They take a similarly irreverent, impertinent and even somewhat audacious turn on their latest CD, 180 Proof. I mean their web domain is www.outlawbluegrass.com. This Sunshine State trio telegraphs where they’re coming from pretty clearly.
Listening to 180 Proof is a bit like bringing a raucous party band home with you from an all-night jam and bacchanalia. Songs about drinkin’ and shootin’ make up a high percentage of the 15 tracks, most written with a wry, tongue-in-cheek, smile-when-you-say-that sort of grin.
But on this project you’ll hear higher production values than on previous releases, and guest appearances from Randy Kohrs, Jason Carter, Aaron Till and Hank Williams III, owing to the band having won a major band contest in Jacksonville, FL in April 2014. The band says that they played 19 sets of music, totaling 19 hours, at last year’s One Spark festival, and won the attendee vote by a wide margin. They took their winnings, along with a bag of rowdy songs, to Slack Key studio in Nashville, where they turned out this fun, and often quite funny, album.
An example would be Every Critter In The County, about a fella who ended up on an all-fish diet after he killed all the game…
Well he done killed every critter in the county
Took a bit too much of nature’s bounty
And soon he’ll lose his mind over a tangled fishin’ line
‘Cause he done killed every critter in the county
Or Brand New .22, which starts off seemingly as a song about picking up a new handgun…
Traded my ol’ .44 for a brand new .22
Given the chance that’s what any man should do
…but you quickly realize that the singer is talking about a new girlfriend instead.
A man is only as old as the woman he feels.
They tackle semi-serious topics here as well, as in Westboro Waltz, where the singer shoots the familiar protesters as they protest at his father’s funeral.
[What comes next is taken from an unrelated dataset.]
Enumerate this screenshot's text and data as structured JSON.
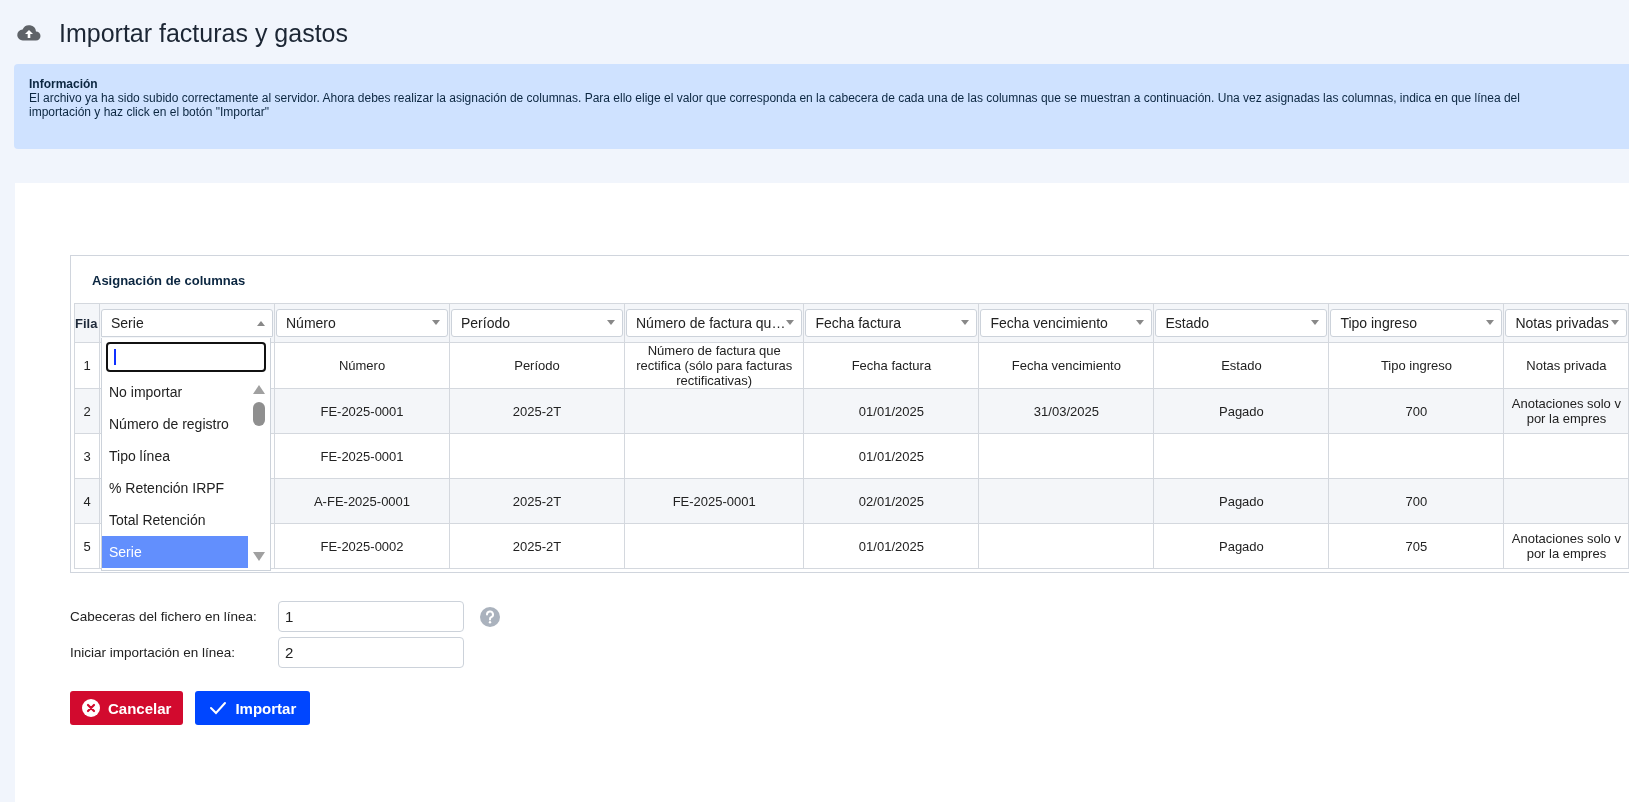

One thing that sets these guys apart from many of the rowdy, bluegrass-ish sorts of bands out there is that they really do have some chops, and have clearly played their share of grass. Banjo player Mike Coker is a solid picker, as is guitarist Brett Bass, who shares the vocal duties with bass player Jon Murphy.
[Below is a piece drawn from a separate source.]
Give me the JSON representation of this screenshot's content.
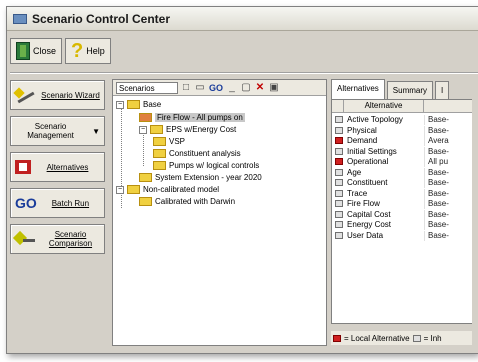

If you are easily offended, or fail to enjoy frat-boy, male-centric humor, save yourself the aggravation and give this one a miss. But those who appreciate the genre will find many a chuckle here. It’s not high art, but could be a great party album for your next festive occasion.